JOHANNESBURG (Reuters) - Retired South African cleric and anti-apartheid campaigner Archbishop Desmond Tutu urged Myanmar leader and fellow Nobel Laureate Aung San Suu Kyi on Thursday to intervene to help Rohingya Muslims fleeing her country.
Western critics have accused Suu Kyi of not speaking out for the Rohingya, who have been fleeing to neighbouring Bangladesh, following an army counter-offensive against militant attacks.
Tutu said in an open letter to Suu Kyi that: “I am now elderly, decrepit and formally retired, but breaking my vow to remain silent on public affairs out of profound sadness about the plight of the Muslim minority in your country, the Rohingya.”
“My dear sister: If the political price of your ascension to the highest office in Myanmar is your silence, the price is surely too steep ... We pray for you to speak out for justice, human rights and the unity of your people. We pray for you to intervene,” Tutu wrote.
Tutu, 85, has been living with prostate cancer for nearly two decades and has largely withdrawn from public life.
The Rohingya comprise some 1.1 million people who have long complained of persecution and are seen by many in Buddhist-majority Myanmar as illegal migrants from Bangladesh.
“We have to take care of our citizens, we have to take care of everybody who is in our country, whether or not they are our citizens,” Suu Kyi said earlier on Thursday in comments to Reuters Television’s Indian partner, Asian News International.

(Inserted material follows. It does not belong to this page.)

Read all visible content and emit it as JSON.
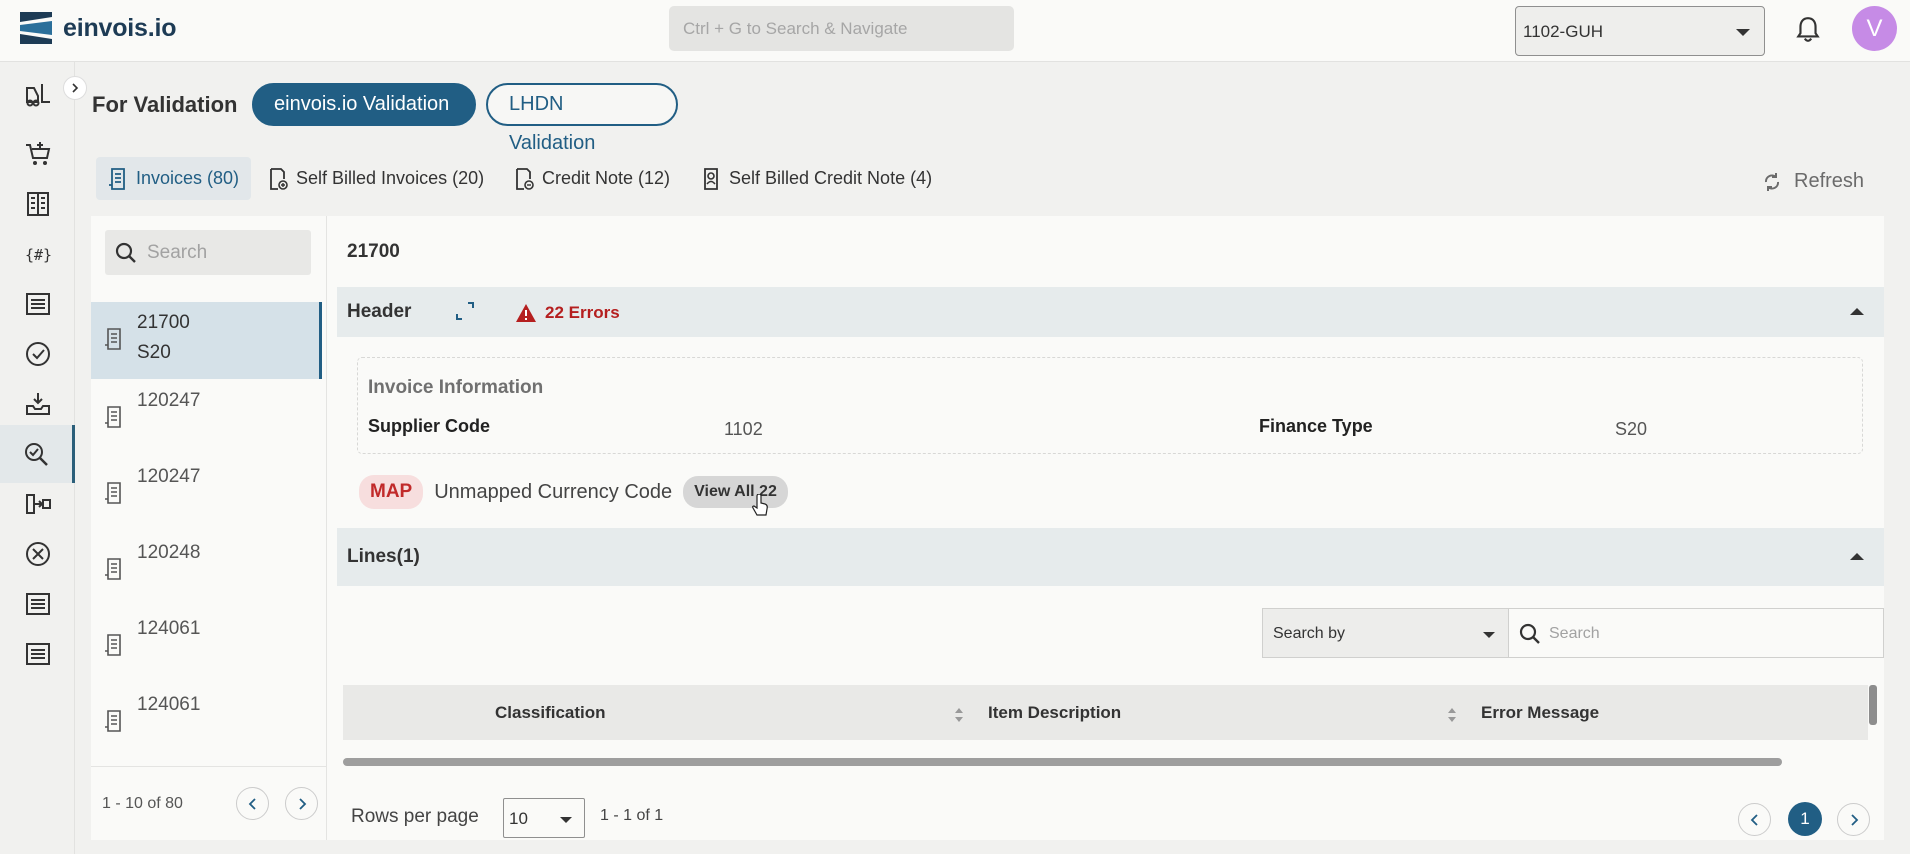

Suu Kyi, who won the Nobel Peace Prize in 1991 as a champion of democracy, did not refer specifically to the exodus of the minority Rohingya.
Reporting by Ed Stoddard; Editing by Andrew Heavens